Trends in microbiological profiles and antibiotic resistance in periprosthetic joint infections

J Int Med Res. 2021 Mar;49(3):3000605211002784. doi: 10.1177/03000605211002784.


OBJECTIVE: This study examined the trends in demographics, the distribution of microorganisms, and antibiotic resistance in patients with periprosthetic joint infection (PJI).

METHODS: We conducted a retrospective study of 231 consecutive patients diagnosed with PJI in our hospital from January 2006 to December 2015 (93 and 138 patients diagnosed in 2006-2010 and 2011-2015, respectively). The linear-by-linear chi-squared test was used to assess the trends in demographics, the distribution of microorganisms, and antibiotic resistance.
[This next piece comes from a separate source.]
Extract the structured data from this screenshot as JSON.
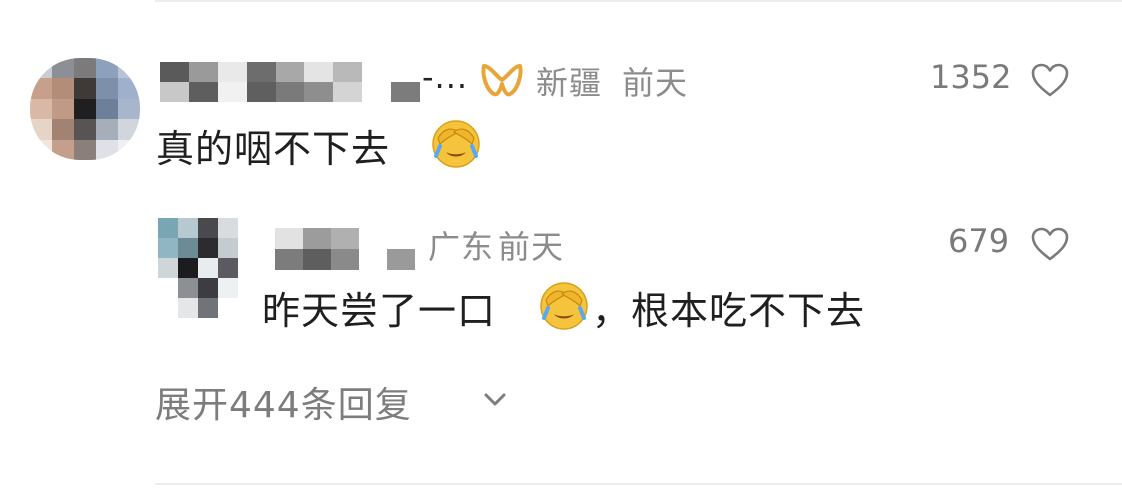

RESULTS: Gram-positive cocci accounted for 63.9% of all pathogens, and coagulase-negative Staphylococcus (CoNS) accounted for 38.1% of all isolates. The proportion of isolates identified as methicillin-resistant CoNS significantly increased over the study period (39.0% vs. 61.8%). In addition, the proportions of levofloxacin-resistant CoNS (4.9% vs. 21.8%) and Staphylococcus aureus (6.3% vs. 45.0%) isolates significantly increased over the study period. By contrast, the proportions of penicillin-resistant CoNS (82.9% vs. 40.0%) and S. aureus (75.0% vs. 30.0%) isolates decreased over the study period.

CONCLUSION: Our research revealed changes in the distribution of microorganisms and antibiotic resistance profile of the pathogens responsible for PJI over time, which could complicate treatment. These findings may serve as a reference for strategies to prevent and empirically treat PJI in China.

PMID:33787371 | DOI:10.1177/03000605211002784